The money situation in Uzbekistan has improved enormously since the death of president Karimov. There is no longer a black market for dollars, exchanging money is easy and ATMs are appearing everywhere. Paying by card is not so common yet.
Buying a sim card and getting mobile internet is usually not a problem, and most of the internet is available without VPN. More details in our Uzbekistan articles on money and banking and communications.
Budget and accommodation
The average wage in Uzbekistan is 200$. Keep in mind that’s an average. With most people getting in visa-free these days, that means it’s pretty cheap to get around Uzbekistan, although basic accommodation is not dirt cheap yet due to a convoluted tax code.
Count on 1 euro for a basic meal, 10$ for a hostel bed and a double room in a decent hotel starting at 20$. Average price of a train ticket is 10$. We go in depth on the budget question at the Uzbekistan travel budget page.
We have a lot more tips on selecting accommodation, and we discuss homestays, camping, couchsurfing and more in the accommodation chapter.
Tours and tour operators
There are hundreds of tour operators in Uzbekistan, all offering similar trips. How do you distinguish? It’s a conservative industry focused on the passé idea of large-group bus tours being shepherded around the highlights by a guide with an umbrella in the air.
We selected our tour operators on the ability to listen and think along with travelers. Suddenly we were left with a lot fewer options. Our long-term partners Aliya, Ravshan and Timur can help you design a trip that suits you.
Find out more about Uzbekistan’s different regions.

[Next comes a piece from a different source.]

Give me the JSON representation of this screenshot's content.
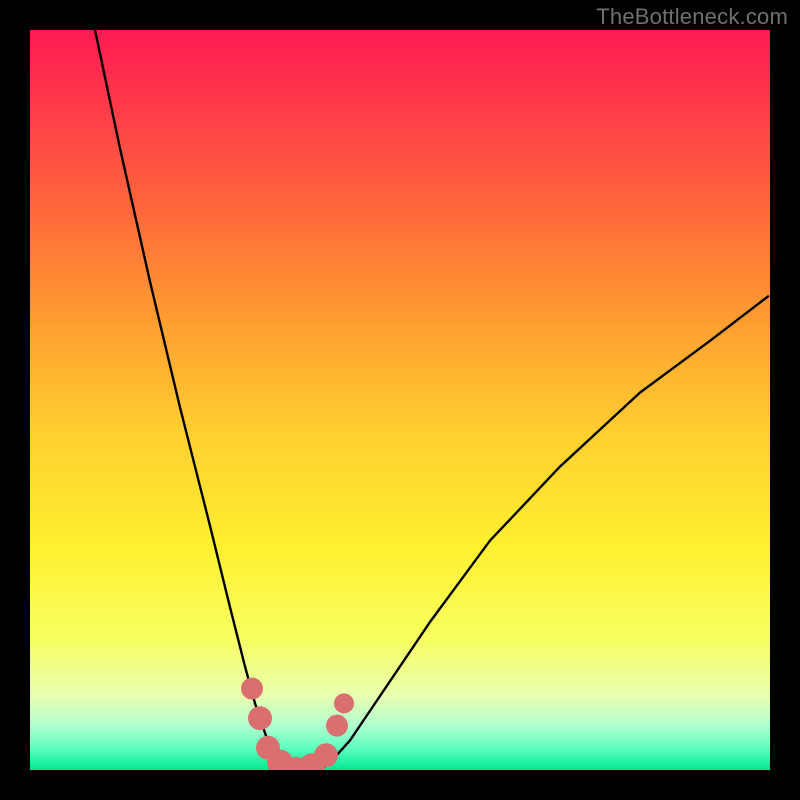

- Central Uzbekistan: Bukhara, Samarkand, Khiva and Tashkent. Stay with locals in the Nuratau mountains and Kyzylkum desert.
- Ferghana Valley: Silk from Margilan & ceramics from Rishton. A traditional heartland.
- Qaraqalpaqstan: Aral Sea, Savitsky museum, and the fortresses of Khorezm.
- The South: Buddhist relics, and a village culture nestled in green uplands to escape the blazing summer heat.
Good to know
- Travel light – you will want to buy souvenirs. Silk, needlework, wood carvings, textiles, paintings, handmade knives and ceramics are dirt cheap and fantastic quality, all locally produced.
- Unlike neighbouring countries, guides in Uzbekistan are very well-trained, available in many languages beyond English, and absolutely not expensive. Count on 30$ for a 4-6h excursion.
- Uzbekistan is Central Asia’s group tour destination. It’s big with the 50+ crowd from Europe. Know that popular tourist sites do get crowded.
- Cotton has dominated life in Uzbekistan for the past 100 years, and it still does. Look out for abstract cotton symbology. Once you learn to recognise it, you will start to see it EVERYWHERE.